We also agree with several distinctions the Cline court drew between Cline and our decision in West Bend. Cline, slip op. at 26. The pleadings in Cline did not allow for the possibility that the subcontractor's conduct alone led to the general contractor's liability. The court in Cline, like this court in West Bend, 238 Ill. App. 3d at 337, and the court in Kraemer Brothers, 298 Ill. App. 3d at 814, looked to both the complaint and the general contractor's third-party complaint to determine whether the allegations showed the insurer could be liable.
The court held:
"The allegations in Cline's complaint do not raise the possibility that [the subcontractor] was in charge of work or that its conduct caused the underlying injury. Even if we do look to the third-party complaint, [the general contractor's] contribution claim acknowledges the possibility of its own negligence and liability. This sort of claim lies outside the scope of the additional insured endorsement because it does not allege the sole negligence of [the subcontractor]." Cline, slip op. at 27.
We see no basis for the apparent suggestion that an insured may be barred from pleading and proving facts showing an entitlement to coverage, even if the original complaint excludes such facts and the insured must plead the facts in a third-party complaint. The complaint and the third-party complaint here sufficiently allege that Sundance became liable due to Szarek's acts, imputed to Sundance because of its control over the construction site. As the court found in Cline, the difference in the allegations requires the court to reach different results in the two cases.
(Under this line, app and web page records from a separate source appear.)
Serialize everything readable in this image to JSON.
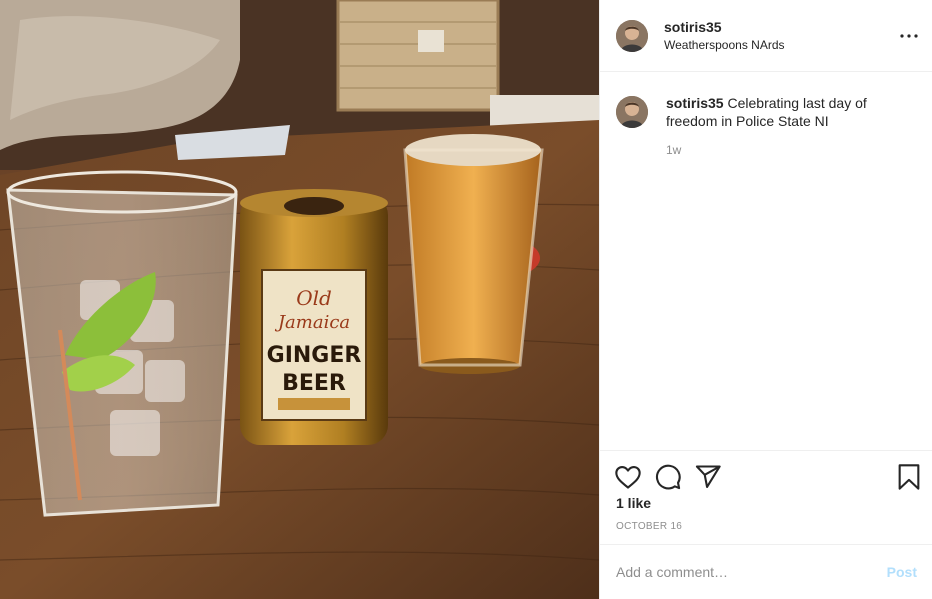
{
  "post": {
    "username": "sotiris35",
    "location": "Weatherspoons NArds",
    "caption": "Celebrating last day of freedom in Police State NI",
    "time_ago": "1w",
    "likes": "1 like",
    "date": "OCTOBER 16"
  },
  "photo": {
    "can_line1": "Old",
    "can_line2": "Jamaica",
    "can_line3": "GINGER",
    "can_line4": "BEER"
  },
  "comment": {
    "placeholder": "Add a comment…",
    "post_label": "Post"
  },
  "icons": {
    "more": "more-horizontal-icon",
    "like": "heart-icon",
    "comment": "comment-bubble-icon",
    "share": "paper-plane-icon",
    "save": "bookmark-icon"
  },
  "colors": {
    "link_disabled": "#b2dffc",
    "secondary_text": "#8e8e8e",
    "primary_text": "#262626"
  }
}
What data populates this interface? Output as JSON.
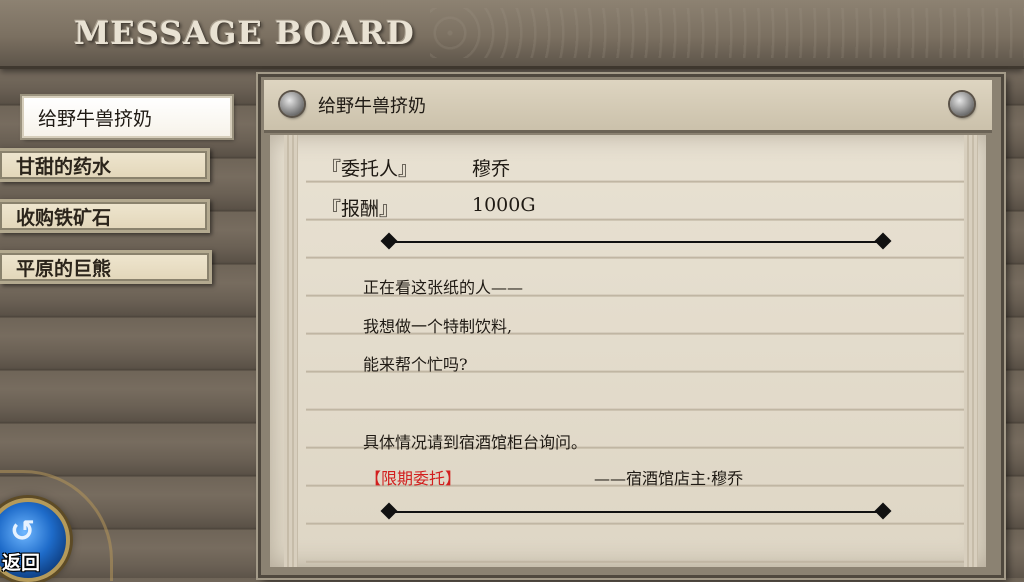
{
  "header": {
    "title": "MESSAGE BOARD"
  },
  "menu": {
    "items": [
      {
        "label": "给野牛兽挤奶",
        "active": true
      },
      {
        "label": "甘甜的药水"
      },
      {
        "label": "收购铁矿石"
      },
      {
        "label": "平原的巨熊"
      }
    ]
  },
  "quest": {
    "title": "给野牛兽挤奶",
    "client_label": "『委托人』",
    "client_value": "穆乔",
    "reward_label": "『报酬』",
    "reward_value": "1000G",
    "message": [
      "正在看这张纸的人——",
      "我想做一个特制饮料,",
      "能来帮个忙吗?",
      "具体情况请到宿酒馆柜台询问。"
    ],
    "tag": "【限期委托】",
    "signature": "——宿酒馆店主·穆乔"
  },
  "back": {
    "label": "返回",
    "icon": "return-arrow-icon"
  },
  "colors": {
    "tag_red": "#d21e1e",
    "back_blue": "#1e6bc9"
  }
}
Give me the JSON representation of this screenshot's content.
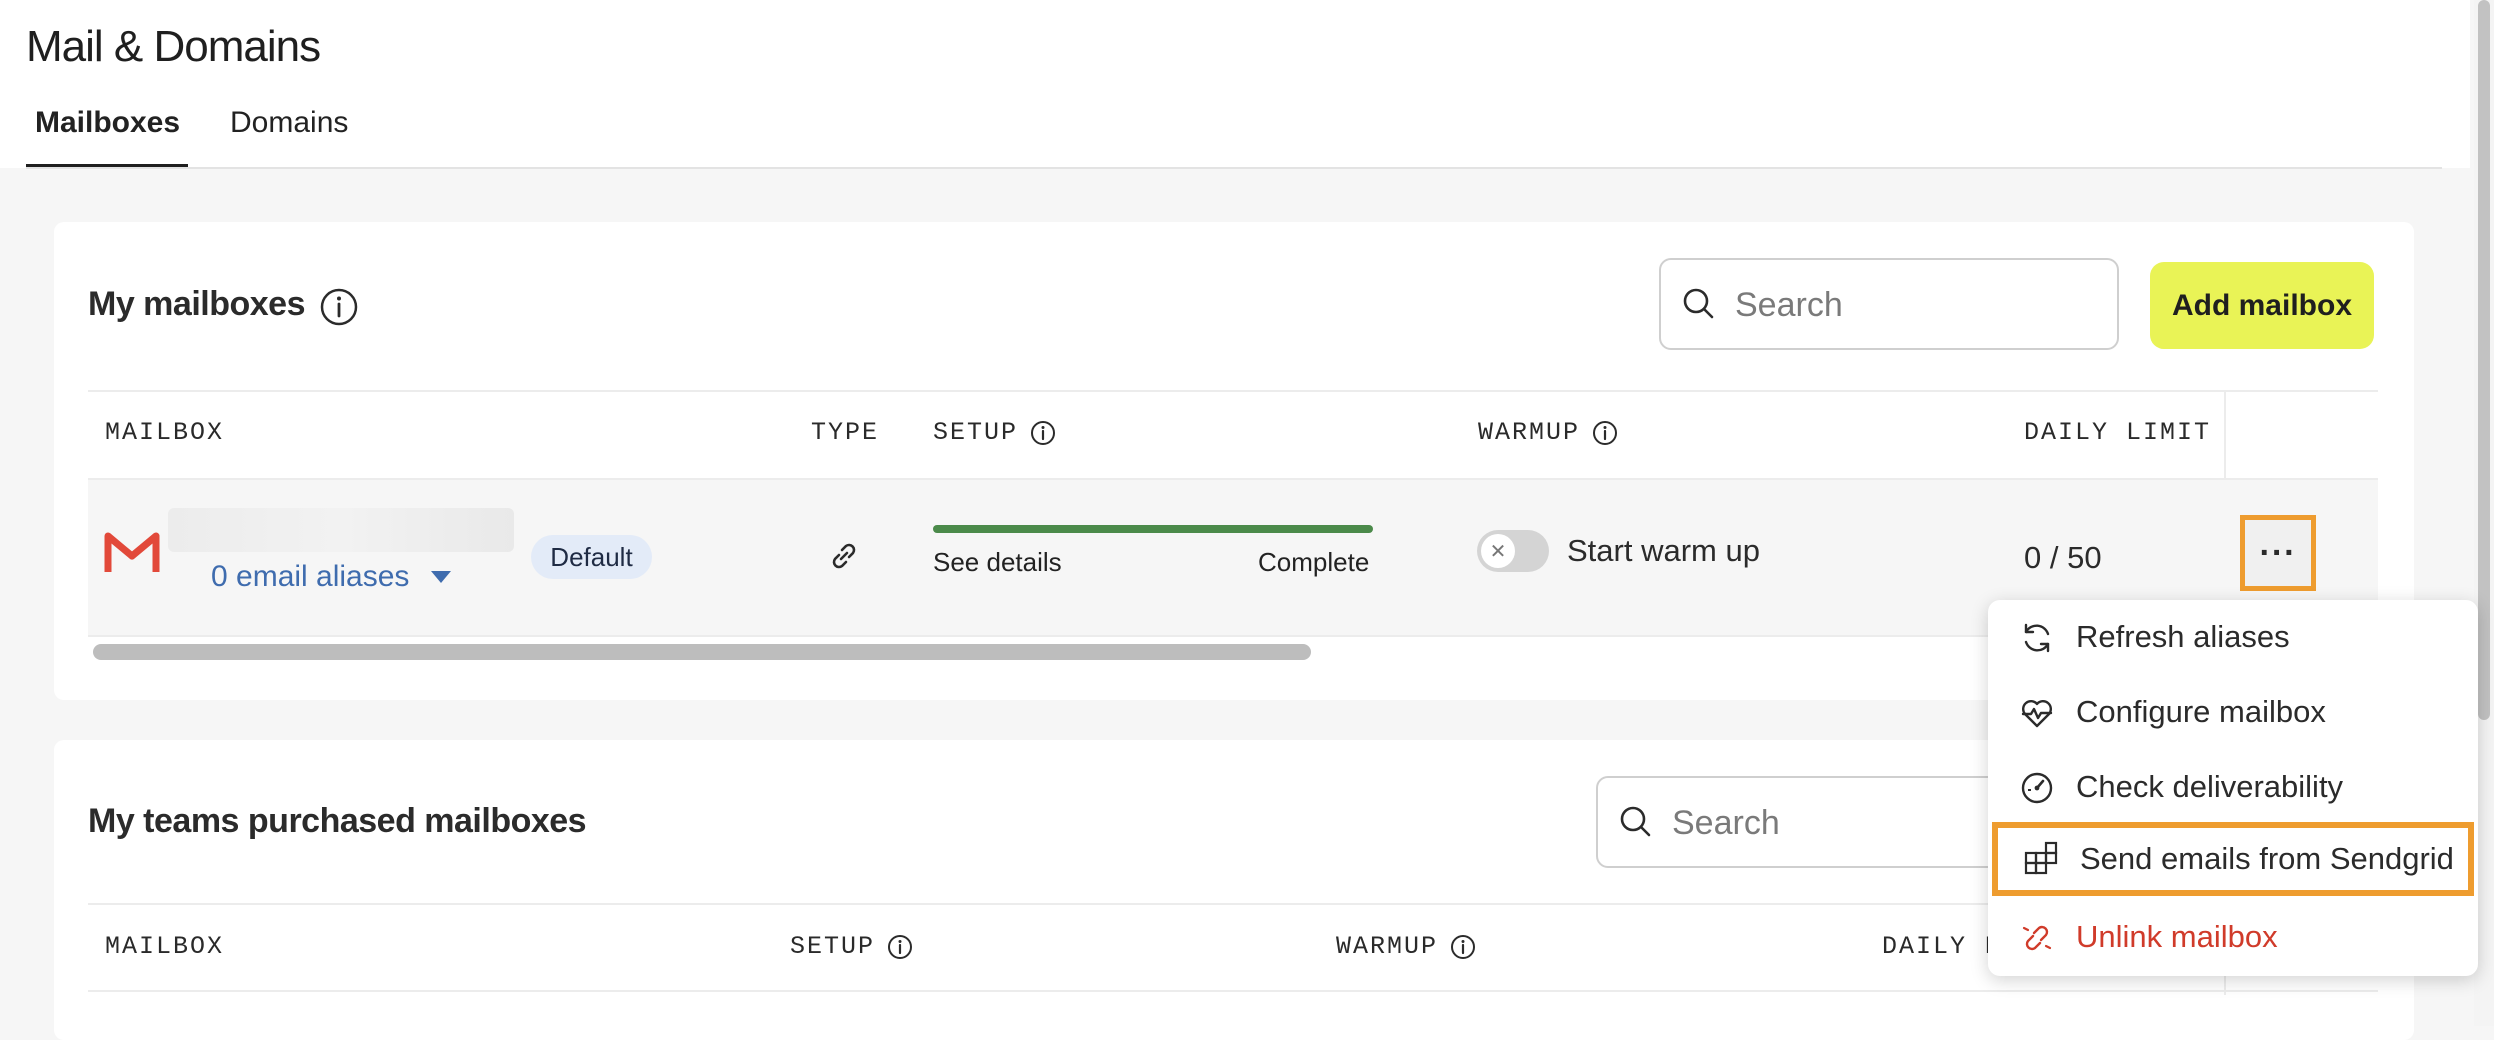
{
  "header": {
    "title": "Mail & Domains",
    "tabs": [
      {
        "label": "Mailboxes",
        "active": true
      },
      {
        "label": "Domains",
        "active": false
      }
    ]
  },
  "my_mailboxes": {
    "title": "My mailboxes",
    "search_placeholder": "Search",
    "add_button": "Add mailbox",
    "columns": {
      "mailbox": "MAILBOX",
      "type": "TYPE",
      "setup": "SETUP",
      "warmup": "WARMUP",
      "daily_limit": "DAILY LIMIT"
    },
    "row": {
      "provider_icon": "gmail-icon",
      "aliases_label": "0 email aliases",
      "default_badge": "Default",
      "type_icon": "link-icon",
      "setup_progress_percent": 100,
      "setup_link": "See details",
      "setup_status": "Complete",
      "warmup_enabled": false,
      "warmup_label": "Start warm up",
      "daily_limit": "0 / 50",
      "more_label": "···"
    }
  },
  "row_menu": {
    "items": [
      {
        "label": "Refresh aliases",
        "icon": "refresh-icon"
      },
      {
        "label": "Configure mailbox",
        "icon": "heart-pulse-icon"
      },
      {
        "label": "Check deliverability",
        "icon": "gauge-icon"
      },
      {
        "label": "Send emails from Sendgrid",
        "icon": "grid-icon",
        "highlighted": true
      },
      {
        "label": "Unlink mailbox",
        "icon": "unlink-icon",
        "danger": true
      }
    ]
  },
  "team_mailboxes": {
    "title": "My teams purchased mailboxes",
    "search_placeholder": "Search",
    "columns": {
      "mailbox": "MAILBOX",
      "setup": "SETUP",
      "warmup": "WARMUP",
      "daily_limit": "DAILY L"
    }
  },
  "colors": {
    "accent_button": "#e9f356",
    "highlight_border": "#ee9c2f",
    "progress_complete": "#4b8a4a",
    "link_blue": "#3f6cae",
    "danger_red": "#d03b2a",
    "gmail_red": "#e2493a"
  }
}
West Bend also argues that Great American's agreement with Casualty, Szarek's worker's compensation insurer, vitiates this suit. Casualty paid Bass $165,239.15 in worker's compensation, so it had a lien for that amount against any sums Bass recovered from other sources for the injuries. See Swendsen v. Brighton Building & Maintenance Co., 35 Ill. App. 3d 987, 343 N.E.2d 42 (1976). Casualty accepted $40,000 from Great American to waive its lien, thereby allowing Bass to retain a greater portion of the settlement. We see no basis for inferring, from Casualty's partial waiver of its lien, that Great American compromised Sundance's rights against West Bend under the terms of the insurance contract which named Sundance as an additional insured.
Great American has alleged that Szarek's employees negligently removed braces from the structure supporting Bass, and that action resulted in Sundance's liability. West Bend has denied the allegations. Great American presented only transcripts of unsworn interviews, not affidavits or depositions, in support of its allegations. The trial court here correctly observed that these allegations remain neither proved nor disproved. The case presents a material question of fact concerning the acts of Szarek's employees and the cause of Bass' injury. Therefore we reverse the decision granting West Bend summary judgment, and we remand for further proceedings consistent with this opinion.
Reversed and remanded.
COUSINS, P.J., and McBRIDE, J., concur.